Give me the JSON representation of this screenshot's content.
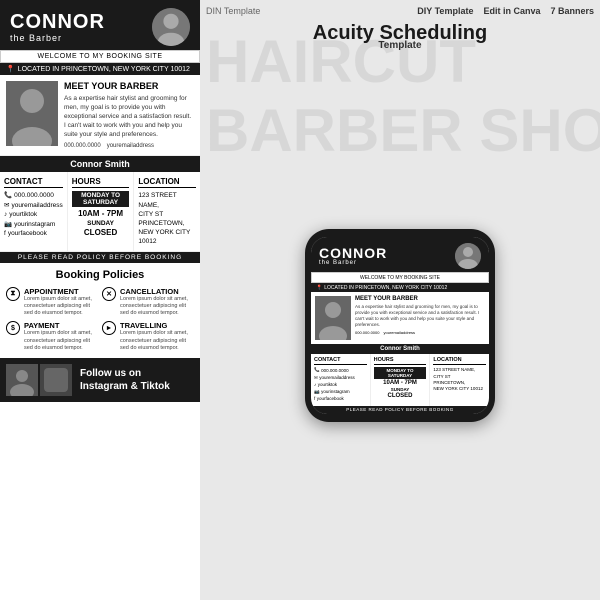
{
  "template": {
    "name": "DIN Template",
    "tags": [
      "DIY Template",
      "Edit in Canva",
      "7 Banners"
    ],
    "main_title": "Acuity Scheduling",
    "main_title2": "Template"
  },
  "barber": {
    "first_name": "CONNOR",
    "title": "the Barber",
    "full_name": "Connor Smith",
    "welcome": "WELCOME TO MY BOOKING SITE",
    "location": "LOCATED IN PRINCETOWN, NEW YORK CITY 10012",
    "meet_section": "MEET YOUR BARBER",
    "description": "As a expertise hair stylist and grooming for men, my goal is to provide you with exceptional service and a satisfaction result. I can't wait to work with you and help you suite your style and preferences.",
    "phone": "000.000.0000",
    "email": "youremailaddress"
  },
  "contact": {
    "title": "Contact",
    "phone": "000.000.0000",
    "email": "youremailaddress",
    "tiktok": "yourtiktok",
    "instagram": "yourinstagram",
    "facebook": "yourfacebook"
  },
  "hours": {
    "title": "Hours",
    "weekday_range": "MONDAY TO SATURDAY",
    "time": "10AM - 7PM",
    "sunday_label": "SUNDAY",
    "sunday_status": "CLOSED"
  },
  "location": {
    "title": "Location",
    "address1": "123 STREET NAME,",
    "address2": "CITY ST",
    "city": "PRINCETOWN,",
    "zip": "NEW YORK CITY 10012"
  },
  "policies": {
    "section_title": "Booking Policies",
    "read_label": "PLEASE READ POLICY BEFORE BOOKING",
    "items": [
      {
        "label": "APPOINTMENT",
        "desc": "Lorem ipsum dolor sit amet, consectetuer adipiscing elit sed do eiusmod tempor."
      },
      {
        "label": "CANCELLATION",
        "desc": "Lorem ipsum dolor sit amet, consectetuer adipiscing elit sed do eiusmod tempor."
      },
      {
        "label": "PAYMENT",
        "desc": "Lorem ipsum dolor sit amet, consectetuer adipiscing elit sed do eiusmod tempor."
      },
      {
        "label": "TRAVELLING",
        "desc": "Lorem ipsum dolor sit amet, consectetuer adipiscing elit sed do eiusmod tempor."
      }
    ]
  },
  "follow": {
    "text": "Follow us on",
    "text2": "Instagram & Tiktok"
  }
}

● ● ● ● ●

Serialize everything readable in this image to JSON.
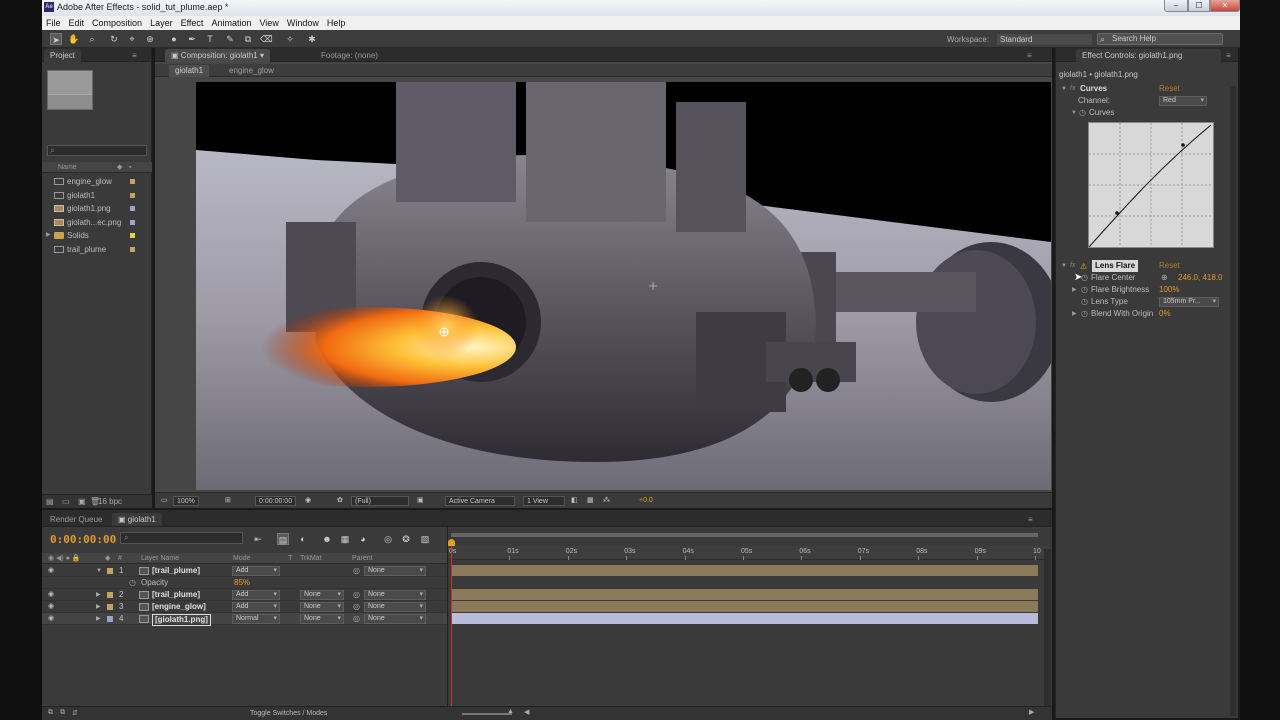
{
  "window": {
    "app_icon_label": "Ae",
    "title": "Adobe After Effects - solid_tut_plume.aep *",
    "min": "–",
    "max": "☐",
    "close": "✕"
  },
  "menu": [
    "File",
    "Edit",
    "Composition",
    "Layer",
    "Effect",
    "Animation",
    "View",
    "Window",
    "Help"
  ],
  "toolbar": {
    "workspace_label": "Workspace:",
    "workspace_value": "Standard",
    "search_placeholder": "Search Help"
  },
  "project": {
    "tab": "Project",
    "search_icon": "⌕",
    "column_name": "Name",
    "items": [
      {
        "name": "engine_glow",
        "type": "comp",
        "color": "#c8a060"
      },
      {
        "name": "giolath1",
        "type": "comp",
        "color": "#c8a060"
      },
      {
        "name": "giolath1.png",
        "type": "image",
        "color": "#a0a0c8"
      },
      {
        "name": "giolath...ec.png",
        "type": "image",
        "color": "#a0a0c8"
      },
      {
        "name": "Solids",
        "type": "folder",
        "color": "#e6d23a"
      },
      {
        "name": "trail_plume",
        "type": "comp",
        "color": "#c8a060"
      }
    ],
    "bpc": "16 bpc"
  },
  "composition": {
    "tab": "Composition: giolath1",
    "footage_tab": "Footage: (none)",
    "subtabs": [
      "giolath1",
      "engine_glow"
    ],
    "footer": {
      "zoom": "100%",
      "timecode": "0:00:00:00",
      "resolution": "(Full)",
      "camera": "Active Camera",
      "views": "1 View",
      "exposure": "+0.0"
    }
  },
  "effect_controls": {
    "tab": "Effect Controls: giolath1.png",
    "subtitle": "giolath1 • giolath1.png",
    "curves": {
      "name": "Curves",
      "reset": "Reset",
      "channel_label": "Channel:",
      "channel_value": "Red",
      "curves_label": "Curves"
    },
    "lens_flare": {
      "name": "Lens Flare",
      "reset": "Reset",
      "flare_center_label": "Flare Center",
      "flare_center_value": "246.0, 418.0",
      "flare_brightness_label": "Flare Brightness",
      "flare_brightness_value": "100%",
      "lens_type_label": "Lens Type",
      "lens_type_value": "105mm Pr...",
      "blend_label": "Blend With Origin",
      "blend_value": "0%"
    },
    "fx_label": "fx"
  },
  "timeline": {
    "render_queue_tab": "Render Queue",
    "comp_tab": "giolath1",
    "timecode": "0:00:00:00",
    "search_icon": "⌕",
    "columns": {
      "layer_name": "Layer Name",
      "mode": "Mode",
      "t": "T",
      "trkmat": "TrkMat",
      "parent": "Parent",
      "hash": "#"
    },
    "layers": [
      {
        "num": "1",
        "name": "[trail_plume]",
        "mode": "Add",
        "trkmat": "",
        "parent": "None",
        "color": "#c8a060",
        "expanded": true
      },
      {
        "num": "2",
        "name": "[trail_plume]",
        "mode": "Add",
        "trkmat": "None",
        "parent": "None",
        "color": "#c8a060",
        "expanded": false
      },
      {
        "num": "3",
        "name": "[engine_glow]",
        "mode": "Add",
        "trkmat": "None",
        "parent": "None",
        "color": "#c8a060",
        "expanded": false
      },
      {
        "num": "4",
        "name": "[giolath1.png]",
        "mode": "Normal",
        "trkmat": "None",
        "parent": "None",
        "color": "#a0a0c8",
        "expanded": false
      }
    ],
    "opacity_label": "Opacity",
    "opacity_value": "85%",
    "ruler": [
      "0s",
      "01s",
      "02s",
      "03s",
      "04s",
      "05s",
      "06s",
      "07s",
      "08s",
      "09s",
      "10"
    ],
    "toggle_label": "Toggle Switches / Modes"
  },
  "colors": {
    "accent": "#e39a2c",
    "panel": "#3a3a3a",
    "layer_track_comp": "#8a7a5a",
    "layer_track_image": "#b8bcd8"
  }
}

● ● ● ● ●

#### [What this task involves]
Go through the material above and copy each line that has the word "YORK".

#### [Response]
    "location": "LOCATED IN PRINCETOWN, NEW YORK CITY 10012",
    "zip": "NEW YORK CITY 10012"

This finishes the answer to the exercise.